▶ [Exercise details]
What lines of the data below hold the string "backups"? Copy each one out.

▶ [Data provided]
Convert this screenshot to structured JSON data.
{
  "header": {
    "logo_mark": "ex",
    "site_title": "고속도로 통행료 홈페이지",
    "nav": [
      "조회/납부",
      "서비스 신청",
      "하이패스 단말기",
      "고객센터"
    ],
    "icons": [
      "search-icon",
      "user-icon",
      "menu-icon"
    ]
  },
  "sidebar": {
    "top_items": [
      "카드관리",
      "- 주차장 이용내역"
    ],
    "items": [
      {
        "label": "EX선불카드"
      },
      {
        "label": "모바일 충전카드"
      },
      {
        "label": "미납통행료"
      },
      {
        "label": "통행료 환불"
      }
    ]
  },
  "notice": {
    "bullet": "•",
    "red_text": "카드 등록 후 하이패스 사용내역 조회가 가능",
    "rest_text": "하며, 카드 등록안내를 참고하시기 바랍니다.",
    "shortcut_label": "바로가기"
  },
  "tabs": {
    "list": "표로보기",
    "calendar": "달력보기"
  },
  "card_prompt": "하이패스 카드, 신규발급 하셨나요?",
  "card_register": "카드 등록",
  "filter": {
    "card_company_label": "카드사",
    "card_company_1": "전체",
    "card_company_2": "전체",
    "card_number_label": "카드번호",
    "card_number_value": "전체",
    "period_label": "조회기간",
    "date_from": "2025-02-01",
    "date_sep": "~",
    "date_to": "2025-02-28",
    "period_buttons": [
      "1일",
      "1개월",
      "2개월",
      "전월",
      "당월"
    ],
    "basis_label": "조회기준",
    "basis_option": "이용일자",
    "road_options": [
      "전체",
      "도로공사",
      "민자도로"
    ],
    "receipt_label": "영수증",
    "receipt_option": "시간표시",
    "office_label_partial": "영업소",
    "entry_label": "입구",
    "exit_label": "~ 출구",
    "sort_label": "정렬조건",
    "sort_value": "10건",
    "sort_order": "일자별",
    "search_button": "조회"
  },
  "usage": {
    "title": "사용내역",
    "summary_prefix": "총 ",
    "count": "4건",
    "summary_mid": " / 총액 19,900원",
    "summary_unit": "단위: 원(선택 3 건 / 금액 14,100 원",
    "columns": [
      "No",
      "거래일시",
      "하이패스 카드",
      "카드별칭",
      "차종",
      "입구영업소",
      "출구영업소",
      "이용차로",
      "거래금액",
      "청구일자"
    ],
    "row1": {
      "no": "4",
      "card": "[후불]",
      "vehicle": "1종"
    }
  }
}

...

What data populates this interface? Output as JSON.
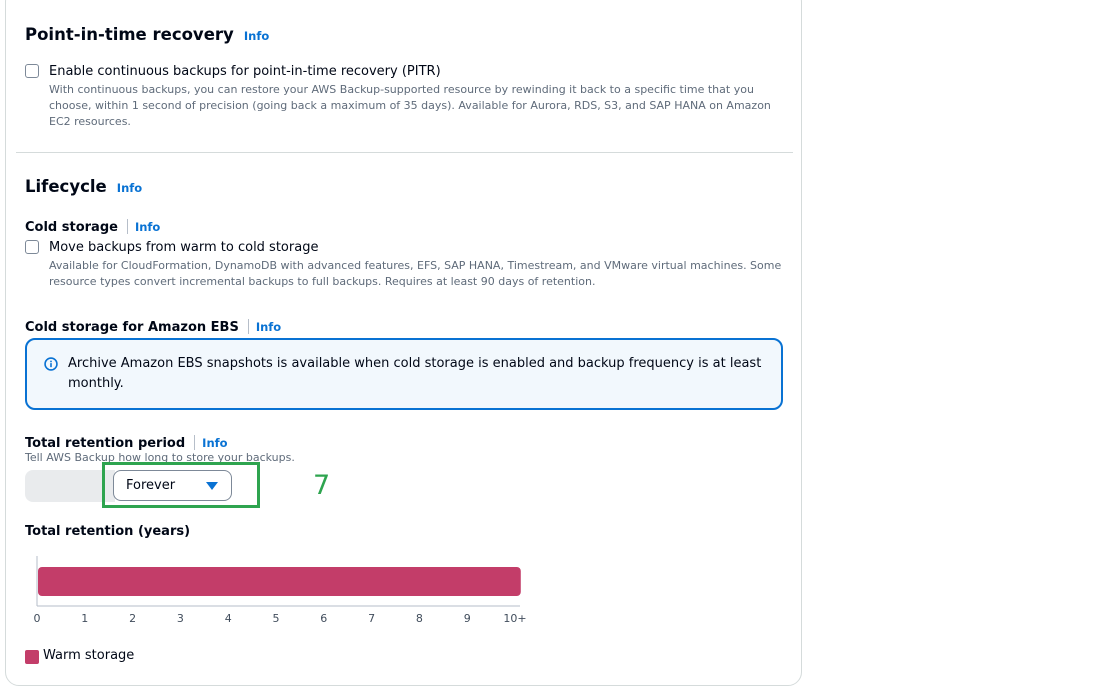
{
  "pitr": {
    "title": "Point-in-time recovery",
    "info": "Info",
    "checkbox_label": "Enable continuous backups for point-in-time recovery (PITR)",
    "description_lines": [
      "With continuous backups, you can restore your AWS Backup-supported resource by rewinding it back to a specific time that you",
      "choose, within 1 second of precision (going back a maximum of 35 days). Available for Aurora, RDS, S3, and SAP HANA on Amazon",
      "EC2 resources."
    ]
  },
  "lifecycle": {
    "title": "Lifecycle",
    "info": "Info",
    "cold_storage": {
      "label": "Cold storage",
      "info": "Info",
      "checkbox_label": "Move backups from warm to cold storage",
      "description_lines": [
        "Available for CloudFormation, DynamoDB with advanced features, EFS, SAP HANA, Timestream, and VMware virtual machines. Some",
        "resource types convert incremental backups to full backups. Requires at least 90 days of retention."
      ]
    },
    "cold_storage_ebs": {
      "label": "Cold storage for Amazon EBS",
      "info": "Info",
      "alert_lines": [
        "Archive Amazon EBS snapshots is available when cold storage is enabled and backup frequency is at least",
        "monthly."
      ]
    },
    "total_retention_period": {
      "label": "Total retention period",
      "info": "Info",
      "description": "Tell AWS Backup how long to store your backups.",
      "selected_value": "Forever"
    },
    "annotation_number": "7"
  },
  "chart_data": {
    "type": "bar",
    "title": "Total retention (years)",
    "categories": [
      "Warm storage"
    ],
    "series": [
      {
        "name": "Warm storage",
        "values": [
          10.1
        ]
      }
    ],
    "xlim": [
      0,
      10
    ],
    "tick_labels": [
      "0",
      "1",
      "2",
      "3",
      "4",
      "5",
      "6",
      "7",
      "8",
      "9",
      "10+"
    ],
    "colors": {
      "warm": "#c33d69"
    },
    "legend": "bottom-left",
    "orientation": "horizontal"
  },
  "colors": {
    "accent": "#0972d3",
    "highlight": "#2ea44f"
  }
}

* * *

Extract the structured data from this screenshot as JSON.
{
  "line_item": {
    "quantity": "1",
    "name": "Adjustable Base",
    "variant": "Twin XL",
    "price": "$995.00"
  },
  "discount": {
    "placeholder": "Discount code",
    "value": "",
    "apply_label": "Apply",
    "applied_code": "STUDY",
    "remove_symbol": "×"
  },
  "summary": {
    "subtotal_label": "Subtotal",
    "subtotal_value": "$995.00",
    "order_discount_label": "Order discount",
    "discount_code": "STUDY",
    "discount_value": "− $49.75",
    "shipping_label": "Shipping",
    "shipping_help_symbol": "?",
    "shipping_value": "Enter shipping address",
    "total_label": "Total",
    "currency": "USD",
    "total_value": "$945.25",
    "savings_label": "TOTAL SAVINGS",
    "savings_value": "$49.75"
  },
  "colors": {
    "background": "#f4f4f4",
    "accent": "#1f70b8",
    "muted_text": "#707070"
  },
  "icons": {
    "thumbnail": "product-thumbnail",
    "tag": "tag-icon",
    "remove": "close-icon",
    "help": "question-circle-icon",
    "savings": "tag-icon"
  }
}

▶ [Response to this task]
    "checkbox_label": "Enable continuous backups for point-in-time recovery (PITR)",
      "With continuous backups, you can restore your AWS Backup-supported resource by rewinding it back to a specific time that you",
      "checkbox_label": "Move backups from warm to cold storage",
        "resource types convert incremental backups to full backups. Requires at least 90 days of retention."
      "description": "Tell AWS Backup how long to store your backups.",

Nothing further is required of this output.